I hope you are having a great week.
First of all, I was just checking in to see if you have any upcoming projects that I can quote for you? Please call, or email me, with the specs of your project and I will get the quote back to you.
I’m not sure how this email dodged my spam folder, but my immediate thoughts were–Who is this person? And what projects is he talking about?
I was tempted to request a quote to retool the docking bay at the international space station, but resisted the urge. This marketer was probably doing what he thought was right, even though he’s wasting his time (and mine) and his employer’s money.
Of course, it’s not a secret that you’re selling something. And prospective clients expect to eventually hear some sort of sales pitch from you. They’ll put up with sales letters–and maybe buy from you–if you’ve got a track record of keeping the pander-to-value ratio of your emails low.
You won’t find a formula for how much value you need to deliver to those on your email list before you can make an offer. Besides, everyone’s business and tolerance level are a bit different, so rules of thumb don’t apply.
You know your clients and target markets as well as anyone, so imagine that you’re a prospective client. What do you want to learn about? What information would you value? How long would it take for someone to establish enough credibility that you’d be receptive to an offer?

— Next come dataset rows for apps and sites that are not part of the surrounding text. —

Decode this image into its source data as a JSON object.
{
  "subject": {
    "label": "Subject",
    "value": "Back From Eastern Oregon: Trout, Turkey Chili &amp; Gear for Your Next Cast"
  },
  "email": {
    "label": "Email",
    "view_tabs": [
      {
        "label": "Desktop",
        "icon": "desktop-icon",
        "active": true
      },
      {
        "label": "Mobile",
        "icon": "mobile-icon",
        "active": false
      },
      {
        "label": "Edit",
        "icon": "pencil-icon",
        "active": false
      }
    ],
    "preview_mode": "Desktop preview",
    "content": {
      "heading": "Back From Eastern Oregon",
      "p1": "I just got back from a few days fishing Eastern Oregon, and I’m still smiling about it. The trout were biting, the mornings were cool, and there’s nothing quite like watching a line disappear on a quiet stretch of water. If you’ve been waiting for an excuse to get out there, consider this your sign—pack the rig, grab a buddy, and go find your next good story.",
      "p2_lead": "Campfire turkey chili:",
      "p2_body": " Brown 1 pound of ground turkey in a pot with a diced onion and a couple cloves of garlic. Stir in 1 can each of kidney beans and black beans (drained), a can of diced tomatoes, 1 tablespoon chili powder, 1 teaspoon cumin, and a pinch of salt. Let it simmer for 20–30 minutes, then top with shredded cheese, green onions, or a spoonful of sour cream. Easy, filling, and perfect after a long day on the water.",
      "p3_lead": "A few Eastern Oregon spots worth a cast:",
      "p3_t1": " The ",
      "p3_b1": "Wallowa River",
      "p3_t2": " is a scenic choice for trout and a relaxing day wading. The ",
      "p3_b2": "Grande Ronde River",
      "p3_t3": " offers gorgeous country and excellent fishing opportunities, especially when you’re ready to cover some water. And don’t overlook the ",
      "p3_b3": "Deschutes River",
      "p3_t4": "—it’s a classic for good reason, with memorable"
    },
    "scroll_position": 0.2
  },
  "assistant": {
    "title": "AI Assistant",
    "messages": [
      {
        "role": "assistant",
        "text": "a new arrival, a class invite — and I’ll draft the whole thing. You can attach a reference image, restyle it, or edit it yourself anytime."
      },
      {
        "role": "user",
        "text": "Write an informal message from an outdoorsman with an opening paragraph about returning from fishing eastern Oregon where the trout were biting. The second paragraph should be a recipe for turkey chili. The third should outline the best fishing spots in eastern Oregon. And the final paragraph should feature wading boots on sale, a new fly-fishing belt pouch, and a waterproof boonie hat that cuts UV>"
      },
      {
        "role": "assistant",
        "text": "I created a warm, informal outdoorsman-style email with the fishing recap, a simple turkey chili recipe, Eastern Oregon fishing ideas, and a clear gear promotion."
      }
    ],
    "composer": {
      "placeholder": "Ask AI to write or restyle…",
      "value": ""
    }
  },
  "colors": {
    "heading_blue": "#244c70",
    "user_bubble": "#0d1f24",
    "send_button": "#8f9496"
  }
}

I don’t know any consultants who’d send an email as lame as the example above. Still, it is instructive: Be patient, target your audience, offer value before selling, and don’t waste your resources blasting out emails to people who don’t know you and haven’t asked to hear from you.